Exelon Corporation offers a great case-in-point in using visuals brilliantly. When Exelon merged with Constellation Energy, they became the largest integrated energy provider in the U.S. This required a new technology infrastructure to ensure reliability, scalability and speed of service. Just as importantly, however, Exelon realized a pressing need to reposition the IT function within the company to communicate their true value to the business.

First, the IT team needed to understand the IT strategy and see their role in delivering it– less as “order takers” and more as valuable business contributors. The IT Story shares this strategic vision in bold, compelling visuals that appeal to both the rational and emotional aspects of IT’s purpose. They elevate IT and modernize it. They also served as important visual cues for leaders when they were trained on how to tell the story in their own words.


Concurrently, we shared real-world IT employee voices to celebrate IT’s contributions, build morale and help IT employees think more expansively about their purpose:

The third component was “IT’s for you”, a multi-channel campaign targeting all 35,000 Exelon employees. Using humor, consistent visual symbols, benefits-driven messaging, and a steady cadence, this campaign introduced their new technology platform while focusing on the positive aspects of the change. Introduced with a video message from the CIO, “IT’s for you” repositioned Exelon IT in an emotional, relatable and above all consistent visual language. The power of the campaign was both immediate and sustained. (Learn more from our full case study.)
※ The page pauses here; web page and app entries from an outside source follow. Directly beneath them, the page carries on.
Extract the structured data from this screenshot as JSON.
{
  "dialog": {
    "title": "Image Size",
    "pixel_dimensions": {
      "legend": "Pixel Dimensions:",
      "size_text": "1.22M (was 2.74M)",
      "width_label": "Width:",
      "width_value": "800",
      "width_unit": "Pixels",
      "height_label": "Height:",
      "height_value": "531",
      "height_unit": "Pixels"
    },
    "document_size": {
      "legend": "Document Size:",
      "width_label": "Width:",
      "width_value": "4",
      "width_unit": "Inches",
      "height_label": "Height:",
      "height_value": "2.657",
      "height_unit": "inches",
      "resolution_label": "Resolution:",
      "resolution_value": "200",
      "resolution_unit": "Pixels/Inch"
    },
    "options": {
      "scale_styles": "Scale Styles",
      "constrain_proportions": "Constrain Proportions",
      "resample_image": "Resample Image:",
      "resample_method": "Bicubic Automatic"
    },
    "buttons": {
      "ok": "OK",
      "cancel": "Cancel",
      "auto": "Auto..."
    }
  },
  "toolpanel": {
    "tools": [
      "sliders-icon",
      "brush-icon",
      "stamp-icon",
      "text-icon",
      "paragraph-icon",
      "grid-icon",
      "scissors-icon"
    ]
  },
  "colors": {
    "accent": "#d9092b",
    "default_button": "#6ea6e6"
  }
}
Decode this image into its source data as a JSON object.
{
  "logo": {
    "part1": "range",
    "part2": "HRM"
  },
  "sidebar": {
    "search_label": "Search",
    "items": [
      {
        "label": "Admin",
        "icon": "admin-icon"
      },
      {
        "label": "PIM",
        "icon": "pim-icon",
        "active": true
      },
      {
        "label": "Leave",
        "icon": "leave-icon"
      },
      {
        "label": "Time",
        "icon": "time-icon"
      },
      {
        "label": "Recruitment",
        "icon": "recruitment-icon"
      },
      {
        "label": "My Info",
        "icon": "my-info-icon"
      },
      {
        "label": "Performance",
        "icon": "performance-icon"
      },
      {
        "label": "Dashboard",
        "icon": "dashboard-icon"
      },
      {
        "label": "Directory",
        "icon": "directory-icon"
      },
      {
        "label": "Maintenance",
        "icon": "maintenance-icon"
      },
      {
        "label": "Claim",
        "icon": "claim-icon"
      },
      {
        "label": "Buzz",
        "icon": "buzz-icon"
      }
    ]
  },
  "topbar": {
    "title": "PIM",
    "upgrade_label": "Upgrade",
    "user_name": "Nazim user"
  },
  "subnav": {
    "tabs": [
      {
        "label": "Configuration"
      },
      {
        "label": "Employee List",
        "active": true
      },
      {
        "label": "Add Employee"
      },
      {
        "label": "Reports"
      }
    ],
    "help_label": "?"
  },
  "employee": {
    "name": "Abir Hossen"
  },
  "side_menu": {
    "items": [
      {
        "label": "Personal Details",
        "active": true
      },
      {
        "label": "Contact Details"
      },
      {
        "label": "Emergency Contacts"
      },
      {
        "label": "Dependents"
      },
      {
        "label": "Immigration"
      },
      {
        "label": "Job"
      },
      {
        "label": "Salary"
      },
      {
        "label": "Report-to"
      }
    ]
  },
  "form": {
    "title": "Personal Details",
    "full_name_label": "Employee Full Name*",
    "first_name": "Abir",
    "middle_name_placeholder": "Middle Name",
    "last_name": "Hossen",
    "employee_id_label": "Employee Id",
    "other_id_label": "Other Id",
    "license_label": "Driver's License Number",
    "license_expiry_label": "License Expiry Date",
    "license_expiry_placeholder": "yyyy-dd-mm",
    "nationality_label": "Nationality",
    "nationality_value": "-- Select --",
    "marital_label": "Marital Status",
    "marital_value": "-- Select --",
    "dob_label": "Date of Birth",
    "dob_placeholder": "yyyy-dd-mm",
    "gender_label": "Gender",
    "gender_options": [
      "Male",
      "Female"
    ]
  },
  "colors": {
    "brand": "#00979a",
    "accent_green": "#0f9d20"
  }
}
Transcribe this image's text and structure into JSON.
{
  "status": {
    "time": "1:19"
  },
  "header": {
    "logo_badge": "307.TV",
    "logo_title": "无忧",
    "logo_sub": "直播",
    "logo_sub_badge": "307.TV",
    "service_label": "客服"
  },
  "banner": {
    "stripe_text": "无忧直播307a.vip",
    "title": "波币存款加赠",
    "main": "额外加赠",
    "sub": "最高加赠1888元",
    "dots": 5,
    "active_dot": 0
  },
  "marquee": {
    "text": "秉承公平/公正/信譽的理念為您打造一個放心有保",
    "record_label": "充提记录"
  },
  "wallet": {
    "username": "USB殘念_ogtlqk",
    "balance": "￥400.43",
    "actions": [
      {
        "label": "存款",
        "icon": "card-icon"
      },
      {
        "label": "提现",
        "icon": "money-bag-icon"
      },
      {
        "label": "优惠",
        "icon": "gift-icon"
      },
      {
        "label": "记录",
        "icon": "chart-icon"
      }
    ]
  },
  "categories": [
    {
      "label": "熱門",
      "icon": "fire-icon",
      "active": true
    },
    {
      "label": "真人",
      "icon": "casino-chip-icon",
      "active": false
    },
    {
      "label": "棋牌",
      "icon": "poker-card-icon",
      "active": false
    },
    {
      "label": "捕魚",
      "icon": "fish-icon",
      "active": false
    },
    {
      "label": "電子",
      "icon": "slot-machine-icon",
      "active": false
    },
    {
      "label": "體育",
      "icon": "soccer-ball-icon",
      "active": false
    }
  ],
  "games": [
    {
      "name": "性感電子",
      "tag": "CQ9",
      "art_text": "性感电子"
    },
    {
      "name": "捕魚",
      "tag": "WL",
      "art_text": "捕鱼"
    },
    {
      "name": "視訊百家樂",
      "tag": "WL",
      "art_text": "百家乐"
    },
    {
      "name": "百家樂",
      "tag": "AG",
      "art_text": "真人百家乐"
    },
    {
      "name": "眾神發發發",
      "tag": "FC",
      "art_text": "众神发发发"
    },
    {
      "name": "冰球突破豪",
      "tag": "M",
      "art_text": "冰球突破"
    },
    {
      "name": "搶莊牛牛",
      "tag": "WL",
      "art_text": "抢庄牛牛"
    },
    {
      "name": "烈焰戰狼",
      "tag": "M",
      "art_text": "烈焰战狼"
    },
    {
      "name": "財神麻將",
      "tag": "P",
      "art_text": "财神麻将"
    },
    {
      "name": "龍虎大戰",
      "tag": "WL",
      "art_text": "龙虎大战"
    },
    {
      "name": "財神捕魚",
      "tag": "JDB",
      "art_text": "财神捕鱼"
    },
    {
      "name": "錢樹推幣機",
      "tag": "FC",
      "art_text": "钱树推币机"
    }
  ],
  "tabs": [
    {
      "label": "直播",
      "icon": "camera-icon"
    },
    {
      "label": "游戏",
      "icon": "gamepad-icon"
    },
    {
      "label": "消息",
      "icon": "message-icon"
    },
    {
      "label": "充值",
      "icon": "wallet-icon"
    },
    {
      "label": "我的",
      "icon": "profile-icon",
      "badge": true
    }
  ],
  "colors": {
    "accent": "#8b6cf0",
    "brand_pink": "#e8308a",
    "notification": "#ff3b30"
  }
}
/ Apr 06, 2016

Gagen MacDonald Acquires Additional Leadership & Change Expertise

Previous Post
/ Apr 27, 2016

Bring Your Corporate Story to Life: 3 Tips for Storytelling Activation

Next Post